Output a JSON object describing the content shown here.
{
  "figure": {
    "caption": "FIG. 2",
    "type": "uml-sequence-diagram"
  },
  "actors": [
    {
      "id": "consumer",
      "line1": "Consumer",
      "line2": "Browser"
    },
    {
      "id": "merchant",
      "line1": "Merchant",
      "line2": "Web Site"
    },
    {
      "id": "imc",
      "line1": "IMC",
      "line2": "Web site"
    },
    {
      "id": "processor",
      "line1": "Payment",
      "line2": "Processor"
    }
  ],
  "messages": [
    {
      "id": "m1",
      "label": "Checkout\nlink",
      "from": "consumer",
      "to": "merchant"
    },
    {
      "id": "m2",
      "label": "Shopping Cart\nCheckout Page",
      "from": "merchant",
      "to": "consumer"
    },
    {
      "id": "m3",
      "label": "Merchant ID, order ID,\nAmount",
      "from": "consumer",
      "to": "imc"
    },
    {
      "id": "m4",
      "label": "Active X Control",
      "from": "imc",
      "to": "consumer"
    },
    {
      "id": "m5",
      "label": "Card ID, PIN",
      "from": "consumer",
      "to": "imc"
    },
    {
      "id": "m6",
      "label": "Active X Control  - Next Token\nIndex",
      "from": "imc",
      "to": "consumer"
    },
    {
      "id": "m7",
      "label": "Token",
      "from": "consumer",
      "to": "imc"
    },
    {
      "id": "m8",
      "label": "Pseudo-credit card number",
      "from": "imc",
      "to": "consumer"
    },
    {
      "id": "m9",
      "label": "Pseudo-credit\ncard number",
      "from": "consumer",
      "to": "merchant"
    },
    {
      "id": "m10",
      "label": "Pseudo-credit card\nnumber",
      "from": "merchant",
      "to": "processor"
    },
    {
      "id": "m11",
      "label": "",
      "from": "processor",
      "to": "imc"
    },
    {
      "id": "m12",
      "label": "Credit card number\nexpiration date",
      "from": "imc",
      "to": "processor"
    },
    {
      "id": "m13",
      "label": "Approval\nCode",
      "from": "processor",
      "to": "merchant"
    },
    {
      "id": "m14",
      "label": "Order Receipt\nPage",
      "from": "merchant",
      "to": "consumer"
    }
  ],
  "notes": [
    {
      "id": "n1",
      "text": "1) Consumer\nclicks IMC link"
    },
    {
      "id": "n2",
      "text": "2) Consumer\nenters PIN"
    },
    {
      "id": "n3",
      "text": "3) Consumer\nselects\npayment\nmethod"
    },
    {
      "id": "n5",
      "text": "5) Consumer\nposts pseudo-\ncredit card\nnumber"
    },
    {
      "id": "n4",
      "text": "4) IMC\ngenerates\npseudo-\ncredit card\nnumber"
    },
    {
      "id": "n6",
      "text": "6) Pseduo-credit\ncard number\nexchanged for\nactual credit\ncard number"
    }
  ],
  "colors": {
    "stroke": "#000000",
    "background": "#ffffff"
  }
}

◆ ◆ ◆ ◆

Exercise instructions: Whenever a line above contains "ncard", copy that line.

Exercise result:
      "label": "Pseudo-credit\ncard number",
      "text": "6) Pseduo-credit\ncard number\nexchanged for\nactual credit\ncard number"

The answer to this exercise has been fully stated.